What the exercise asks :: Restate all the data exactly, so that each line is the same as before.
___ Data shown ___
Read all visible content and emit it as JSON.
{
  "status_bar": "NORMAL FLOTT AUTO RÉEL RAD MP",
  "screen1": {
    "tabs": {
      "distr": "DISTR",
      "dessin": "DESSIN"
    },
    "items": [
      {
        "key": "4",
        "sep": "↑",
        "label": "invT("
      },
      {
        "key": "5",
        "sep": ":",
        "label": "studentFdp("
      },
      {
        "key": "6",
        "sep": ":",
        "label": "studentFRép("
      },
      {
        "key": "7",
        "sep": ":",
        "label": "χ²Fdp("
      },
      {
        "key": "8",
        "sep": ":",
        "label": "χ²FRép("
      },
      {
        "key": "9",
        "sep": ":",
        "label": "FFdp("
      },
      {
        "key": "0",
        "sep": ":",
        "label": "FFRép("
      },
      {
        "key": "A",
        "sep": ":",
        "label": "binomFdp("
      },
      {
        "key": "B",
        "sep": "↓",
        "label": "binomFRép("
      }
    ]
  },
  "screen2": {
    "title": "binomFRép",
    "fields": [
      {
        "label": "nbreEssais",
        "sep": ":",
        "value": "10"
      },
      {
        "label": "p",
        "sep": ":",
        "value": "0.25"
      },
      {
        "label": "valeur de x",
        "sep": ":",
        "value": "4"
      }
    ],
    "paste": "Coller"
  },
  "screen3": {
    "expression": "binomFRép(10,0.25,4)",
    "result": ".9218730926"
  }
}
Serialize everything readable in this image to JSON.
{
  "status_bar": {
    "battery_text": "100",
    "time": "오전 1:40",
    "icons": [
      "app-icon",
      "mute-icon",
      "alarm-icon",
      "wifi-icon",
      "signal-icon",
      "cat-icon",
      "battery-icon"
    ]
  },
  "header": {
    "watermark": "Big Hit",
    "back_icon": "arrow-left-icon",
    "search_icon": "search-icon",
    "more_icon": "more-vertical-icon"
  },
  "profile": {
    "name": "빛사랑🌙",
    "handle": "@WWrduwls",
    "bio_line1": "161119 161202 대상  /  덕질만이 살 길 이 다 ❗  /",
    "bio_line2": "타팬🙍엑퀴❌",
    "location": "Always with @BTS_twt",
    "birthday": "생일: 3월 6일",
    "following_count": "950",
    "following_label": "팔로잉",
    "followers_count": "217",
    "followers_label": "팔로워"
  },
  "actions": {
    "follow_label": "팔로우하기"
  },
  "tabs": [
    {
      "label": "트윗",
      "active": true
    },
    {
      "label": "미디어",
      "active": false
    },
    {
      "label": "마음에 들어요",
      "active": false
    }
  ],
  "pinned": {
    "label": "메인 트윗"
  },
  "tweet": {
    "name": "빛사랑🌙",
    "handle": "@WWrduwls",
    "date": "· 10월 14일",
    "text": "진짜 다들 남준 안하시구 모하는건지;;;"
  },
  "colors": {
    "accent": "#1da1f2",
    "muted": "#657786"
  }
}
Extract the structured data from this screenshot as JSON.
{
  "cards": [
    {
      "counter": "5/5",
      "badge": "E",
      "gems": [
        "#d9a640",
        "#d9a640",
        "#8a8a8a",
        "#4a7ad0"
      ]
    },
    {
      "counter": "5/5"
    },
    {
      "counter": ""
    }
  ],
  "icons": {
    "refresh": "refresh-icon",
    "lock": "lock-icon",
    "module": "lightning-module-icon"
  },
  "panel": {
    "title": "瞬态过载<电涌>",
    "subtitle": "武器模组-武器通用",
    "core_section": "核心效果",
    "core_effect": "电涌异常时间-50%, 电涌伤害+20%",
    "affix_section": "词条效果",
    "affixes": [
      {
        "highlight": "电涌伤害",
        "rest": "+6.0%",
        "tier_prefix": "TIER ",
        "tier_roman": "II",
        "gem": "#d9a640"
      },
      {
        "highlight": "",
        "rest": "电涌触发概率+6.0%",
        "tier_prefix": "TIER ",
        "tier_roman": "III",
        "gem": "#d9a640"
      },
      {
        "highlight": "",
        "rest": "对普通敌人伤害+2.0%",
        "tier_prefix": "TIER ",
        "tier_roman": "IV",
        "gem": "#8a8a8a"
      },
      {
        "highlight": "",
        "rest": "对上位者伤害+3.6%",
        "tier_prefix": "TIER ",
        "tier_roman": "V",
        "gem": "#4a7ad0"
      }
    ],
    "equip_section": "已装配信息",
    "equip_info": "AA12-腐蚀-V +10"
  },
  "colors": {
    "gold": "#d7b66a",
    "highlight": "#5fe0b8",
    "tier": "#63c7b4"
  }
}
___
Response for this exercise ::
Read all visible content and emit it as JSON.
{
  "status_bar": "NORMAL FLOTT AUTO RÉEL RAD MP",
  "screen1": {
    "tabs": {
      "distr": "DISTR",
      "dessin": "DESSIN"
    },
    "items": [
      {
        "key": "4",
        "sep": "↑",
        "label": "invT("
      },
      {
        "key": "5",
        "sep": ":",
        "label": "studentFdp("
      },
      {
        "key": "6",
        "sep": ":",
        "label": "studentFRép("
      },
      {
        "key": "7",
        "sep": ":",
        "label": "χ²Fdp("
      },
      {
        "key": "8",
        "sep": ":",
        "label": "χ²FRép("
      },
      {
        "key": "9",
        "sep": ":",
        "label": "FFdp("
      },
      {
        "key": "0",
        "sep": ":",
        "label": "FFRép("
      },
      {
        "key": "A",
        "sep": ":",
        "label": "binomFdp("
      },
      {
        "key": "B",
        "sep": "↓",
        "label": "binomFRép("
      }
    ]
  },
  "screen2": {
    "title": "binomFRép",
    "fields": [
      {
        "label": "nbreEssais",
        "sep": ":",
        "value": "10"
      },
      {
        "label": "p",
        "sep": ":",
        "value": "0.25"
      },
      {
        "label": "valeur de x",
        "sep": ":",
        "value": "4"
      }
    ],
    "paste": "Coller"
  },
  "screen3": {
    "expression": "binomFRép(10,0.25,4)",
    "result": ".9218730926"
  }
}
Serialize everything readable in this image to JSON.
{
  "status_bar": {
    "battery_text": "100",
    "time": "오전 1:40",
    "icons": [
      "app-icon",
      "mute-icon",
      "alarm-icon",
      "wifi-icon",
      "signal-icon",
      "cat-icon",
      "battery-icon"
    ]
  },
  "header": {
    "watermark": "Big Hit",
    "back_icon": "arrow-left-icon",
    "search_icon": "search-icon",
    "more_icon": "more-vertical-icon"
  },
  "profile": {
    "name": "빛사랑🌙",
    "handle": "@WWrduwls",
    "bio_line1": "161119 161202 대상  /  덕질만이 살 길 이 다 ❗  /",
    "bio_line2": "타팬🙍엑퀴❌",
    "location": "Always with @BTS_twt",
    "birthday": "생일: 3월 6일",
    "following_count": "950",
    "following_label": "팔로잉",
    "followers_count": "217",
    "followers_label": "팔로워"
  },
  "actions": {
    "follow_label": "팔로우하기"
  },
  "tabs": [
    {
      "label": "트윗",
      "active": true
    },
    {
      "label": "미디어",
      "active": false
    },
    {
      "label": "마음에 들어요",
      "active": false
    }
  ],
  "pinned": {
    "label": "메인 트윗"
  },
  "tweet": {
    "name": "빛사랑🌙",
    "handle": "@WWrduwls",
    "date": "· 10월 14일",
    "text": "진짜 다들 남준 안하시구 모하는건지;;;"
  },
  "colors": {
    "accent": "#1da1f2",
    "muted": "#657786"
  }
}
Extract the structured data from this screenshot as JSON.
{
  "cards": [
    {
      "counter": "5/5",
      "badge": "E",
      "gems": [
        "#d9a640",
        "#d9a640",
        "#8a8a8a",
        "#4a7ad0"
      ]
    },
    {
      "counter": "5/5"
    },
    {
      "counter": ""
    }
  ],
  "icons": {
    "refresh": "refresh-icon",
    "lock": "lock-icon",
    "module": "lightning-module-icon"
  },
  "panel": {
    "title": "瞬态过载<电涌>",
    "subtitle": "武器模组-武器通用",
    "core_section": "核心效果",
    "core_effect": "电涌异常时间-50%, 电涌伤害+20%",
    "affix_section": "词条效果",
    "affixes": [
      {
        "highlight": "电涌伤害",
        "rest": "+6.0%",
        "tier_prefix": "TIER ",
        "tier_roman": "II",
        "gem": "#d9a640"
      },
      {
        "highlight": "",
        "rest": "电涌触发概率+6.0%",
        "tier_prefix": "TIER ",
        "tier_roman": "III",
        "gem": "#d9a640"
      },
      {
        "highlight": "",
        "rest": "对普通敌人伤害+2.0%",
        "tier_prefix": "TIER ",
        "tier_roman": "IV",
        "gem": "#8a8a8a"
      },
      {
        "highlight": "",
        "rest": "对上位者伤害+3.6%",
        "tier_prefix": "TIER ",
        "tier_roman": "V",
        "gem": "#4a7ad0"
      }
    ],
    "equip_section": "已装配信息",
    "equip_info": "AA12-腐蚀-V +10"
  },
  "colors": {
    "gold": "#d7b66a",
    "highlight": "#5fe0b8",
    "tier": "#63c7b4"
  }
}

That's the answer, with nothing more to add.